┌──

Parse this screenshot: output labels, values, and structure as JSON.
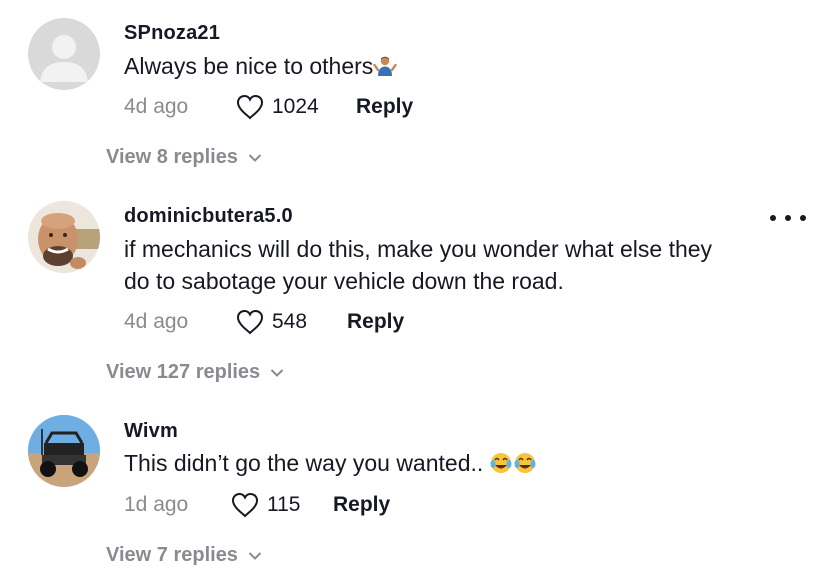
{
  "comments": [
    {
      "username": "SPnoza21",
      "text": "Always be nice to others",
      "emoji": "shrug-emoji",
      "time": "4d ago",
      "likes": "1024",
      "reply_label": "Reply",
      "view_replies": "View 8 replies"
    },
    {
      "username": "dominicbutera5.0",
      "text": "if mechanics will do this, make you wonder what else they do to sabotage your vehicle down the road.",
      "time": "4d ago",
      "likes": "548",
      "reply_label": "Reply",
      "view_replies": "View 127 replies"
    },
    {
      "username": "Wivm",
      "text": "This didn’t go the way you wanted.. ",
      "emoji": "tears-of-joy-emoji",
      "time": "1d ago",
      "likes": "115",
      "reply_label": "Reply",
      "view_replies": "View 7 replies"
    }
  ],
  "colors": {
    "text": "#161823",
    "muted": "#8a8b91",
    "background": "#ffffff"
  }
}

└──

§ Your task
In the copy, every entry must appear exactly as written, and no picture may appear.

§ Solution to this exercise
Parse this screenshot: output labels, values, and structure as JSON.
{
  "comments": [
    {
      "username": "SPnoza21",
      "text": "Always be nice to others",
      "emoji": "shrug-emoji",
      "time": "4d ago",
      "likes": "1024",
      "reply_label": "Reply",
      "view_replies": "View 8 replies"
    },
    {
      "username": "dominicbutera5.0",
      "text": "if mechanics will do this, make you wonder what else they do to sabotage your vehicle down the road.",
      "time": "4d ago",
      "likes": "548",
      "reply_label": "Reply",
      "view_replies": "View 127 replies"
    },
    {
      "username": "Wivm",
      "text": "This didn’t go the way you wanted.. ",
      "emoji": "tears-of-joy-emoji",
      "time": "1d ago",
      "likes": "115",
      "reply_label": "Reply",
      "view_replies": "View 7 replies"
    }
  ],
  "colors": {
    "text": "#161823",
    "muted": "#8a8b91",
    "background": "#ffffff"
  }
}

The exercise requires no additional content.